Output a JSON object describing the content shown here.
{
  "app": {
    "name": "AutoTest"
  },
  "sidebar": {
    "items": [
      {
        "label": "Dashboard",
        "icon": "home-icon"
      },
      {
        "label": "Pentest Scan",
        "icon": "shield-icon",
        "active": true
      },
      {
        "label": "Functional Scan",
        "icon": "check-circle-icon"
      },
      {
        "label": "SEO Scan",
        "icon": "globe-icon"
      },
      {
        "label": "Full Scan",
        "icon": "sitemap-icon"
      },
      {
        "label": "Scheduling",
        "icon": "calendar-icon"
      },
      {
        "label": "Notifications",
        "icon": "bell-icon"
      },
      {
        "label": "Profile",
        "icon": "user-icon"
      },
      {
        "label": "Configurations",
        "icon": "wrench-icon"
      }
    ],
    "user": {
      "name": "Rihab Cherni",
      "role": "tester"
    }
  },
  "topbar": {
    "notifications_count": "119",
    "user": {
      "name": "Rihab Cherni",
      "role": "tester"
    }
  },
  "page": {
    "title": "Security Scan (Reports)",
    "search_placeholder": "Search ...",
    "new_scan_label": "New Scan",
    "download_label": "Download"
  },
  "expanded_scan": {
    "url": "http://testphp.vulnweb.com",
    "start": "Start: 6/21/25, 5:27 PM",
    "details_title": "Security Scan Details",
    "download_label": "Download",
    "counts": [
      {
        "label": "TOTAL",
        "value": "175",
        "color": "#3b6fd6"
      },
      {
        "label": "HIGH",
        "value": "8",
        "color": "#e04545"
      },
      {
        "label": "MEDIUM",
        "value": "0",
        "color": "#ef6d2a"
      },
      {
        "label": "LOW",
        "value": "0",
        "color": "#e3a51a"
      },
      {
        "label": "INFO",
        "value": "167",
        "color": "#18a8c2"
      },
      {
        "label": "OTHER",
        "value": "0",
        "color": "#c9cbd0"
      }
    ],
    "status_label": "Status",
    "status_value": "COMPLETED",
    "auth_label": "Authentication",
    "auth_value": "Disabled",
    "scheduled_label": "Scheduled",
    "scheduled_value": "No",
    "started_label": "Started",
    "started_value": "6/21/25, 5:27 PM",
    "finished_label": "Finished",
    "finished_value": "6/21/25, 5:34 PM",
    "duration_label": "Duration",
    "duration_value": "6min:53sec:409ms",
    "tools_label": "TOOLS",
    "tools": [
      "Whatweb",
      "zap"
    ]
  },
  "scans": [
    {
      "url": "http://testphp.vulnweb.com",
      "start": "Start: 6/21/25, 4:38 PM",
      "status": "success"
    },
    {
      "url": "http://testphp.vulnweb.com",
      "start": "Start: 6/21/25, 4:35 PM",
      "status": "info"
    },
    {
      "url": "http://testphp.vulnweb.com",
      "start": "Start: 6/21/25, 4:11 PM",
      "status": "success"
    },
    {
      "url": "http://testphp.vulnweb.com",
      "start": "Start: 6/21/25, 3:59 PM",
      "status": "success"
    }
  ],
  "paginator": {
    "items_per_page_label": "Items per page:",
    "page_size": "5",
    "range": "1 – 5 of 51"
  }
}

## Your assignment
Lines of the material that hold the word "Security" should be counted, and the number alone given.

## Solution to this task
2